Flip chip with gold stud bumps and conductive adhesive has been shown to be a practical interconnection technique for detector arrays. It offers advantages over both Indium bump and solder bump flip chip interconnection, especially with temperature-limited detector materials. The approach is capable of extension to the finer detector spacing and larger arrays required by a growing variety of applications.
This tutorial is a revision of “Flip Chip Interconnection of Detector Arrays, ” Proceedings of IPS/SMTA Electronics Assembly Expo, October, 1998, pp. S18-3-1 to S18-3-4.

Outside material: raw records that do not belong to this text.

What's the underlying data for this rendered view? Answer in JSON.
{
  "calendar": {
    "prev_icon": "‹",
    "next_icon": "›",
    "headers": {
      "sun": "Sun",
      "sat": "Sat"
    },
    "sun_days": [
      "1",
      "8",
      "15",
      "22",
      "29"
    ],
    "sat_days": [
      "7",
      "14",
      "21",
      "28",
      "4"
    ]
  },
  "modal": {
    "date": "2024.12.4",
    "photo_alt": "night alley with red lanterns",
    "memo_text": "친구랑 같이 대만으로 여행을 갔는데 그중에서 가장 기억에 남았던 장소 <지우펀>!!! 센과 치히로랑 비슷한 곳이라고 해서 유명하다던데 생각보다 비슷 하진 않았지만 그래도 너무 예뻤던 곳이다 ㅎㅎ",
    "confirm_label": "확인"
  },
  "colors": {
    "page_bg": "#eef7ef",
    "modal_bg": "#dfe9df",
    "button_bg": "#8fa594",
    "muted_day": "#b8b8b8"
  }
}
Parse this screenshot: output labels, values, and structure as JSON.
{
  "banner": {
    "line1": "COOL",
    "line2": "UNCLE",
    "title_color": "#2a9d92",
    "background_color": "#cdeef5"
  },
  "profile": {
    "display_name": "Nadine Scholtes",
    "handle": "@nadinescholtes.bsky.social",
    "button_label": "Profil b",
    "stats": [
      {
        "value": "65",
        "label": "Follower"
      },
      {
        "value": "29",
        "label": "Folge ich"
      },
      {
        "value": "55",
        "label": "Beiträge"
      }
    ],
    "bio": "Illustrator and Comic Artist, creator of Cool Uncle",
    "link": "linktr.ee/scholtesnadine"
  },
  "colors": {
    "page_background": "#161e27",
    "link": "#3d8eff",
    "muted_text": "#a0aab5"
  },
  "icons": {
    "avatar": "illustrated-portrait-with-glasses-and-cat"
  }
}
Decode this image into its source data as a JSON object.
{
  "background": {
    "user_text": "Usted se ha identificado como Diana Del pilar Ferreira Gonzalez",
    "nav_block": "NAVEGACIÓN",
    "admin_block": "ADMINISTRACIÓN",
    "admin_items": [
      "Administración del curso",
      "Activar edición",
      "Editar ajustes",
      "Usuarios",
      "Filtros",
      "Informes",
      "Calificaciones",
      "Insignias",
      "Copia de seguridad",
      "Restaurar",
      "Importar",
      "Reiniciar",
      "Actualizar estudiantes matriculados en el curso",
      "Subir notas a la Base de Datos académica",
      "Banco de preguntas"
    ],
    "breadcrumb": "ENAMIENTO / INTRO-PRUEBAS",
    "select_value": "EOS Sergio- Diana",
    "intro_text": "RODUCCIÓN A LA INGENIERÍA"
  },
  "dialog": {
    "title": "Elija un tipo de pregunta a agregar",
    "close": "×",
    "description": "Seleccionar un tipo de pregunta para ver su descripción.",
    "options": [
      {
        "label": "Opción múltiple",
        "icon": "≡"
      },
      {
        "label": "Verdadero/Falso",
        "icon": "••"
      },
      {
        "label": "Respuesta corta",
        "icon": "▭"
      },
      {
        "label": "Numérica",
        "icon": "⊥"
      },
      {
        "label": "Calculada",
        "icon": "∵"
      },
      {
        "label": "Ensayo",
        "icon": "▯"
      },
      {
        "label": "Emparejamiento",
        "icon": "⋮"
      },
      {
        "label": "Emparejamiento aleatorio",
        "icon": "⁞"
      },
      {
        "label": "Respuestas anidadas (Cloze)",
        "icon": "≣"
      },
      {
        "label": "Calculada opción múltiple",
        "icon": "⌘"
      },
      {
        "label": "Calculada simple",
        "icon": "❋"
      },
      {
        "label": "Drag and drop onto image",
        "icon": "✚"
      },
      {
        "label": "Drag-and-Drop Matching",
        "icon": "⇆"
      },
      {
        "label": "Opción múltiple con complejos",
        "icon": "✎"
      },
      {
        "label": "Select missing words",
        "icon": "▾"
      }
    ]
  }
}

 G. Riley, “Bump, Dip, Flip: Single Chip,” Proc. Surface Mount International Conference, Sept. 1997, pp. 535-541.
 P. Seller et al., “Silicon Pixel Detector for X-Ray Spectroscopy,” EUV, X-Ray, and Gamma Ray Instrumentation for Astronomy, SPIE Vol 3445, July 1998.
 G. Riley, “Adhesive Flip Chip Assembly Using Plated Bump Chips,” Proc. IEEE International Electronics Manufacturing Technology Symposium, Oct. 1997, pp. 313-318.
 P. Datte et al., “A Prototype 8×8 Pixel Array X-Ray Detector for Protein Crystallography,” Nuclear Instruments and Method in Physics Research, A 396, 1997.
 G. Riley, “Flip Chip Interconnection: Dream or Nightmare?” Proceedings of the Third Workshop on Electronics for LHC Experiments, CERN/LHCC/98-60, pp. 107-111.Top ^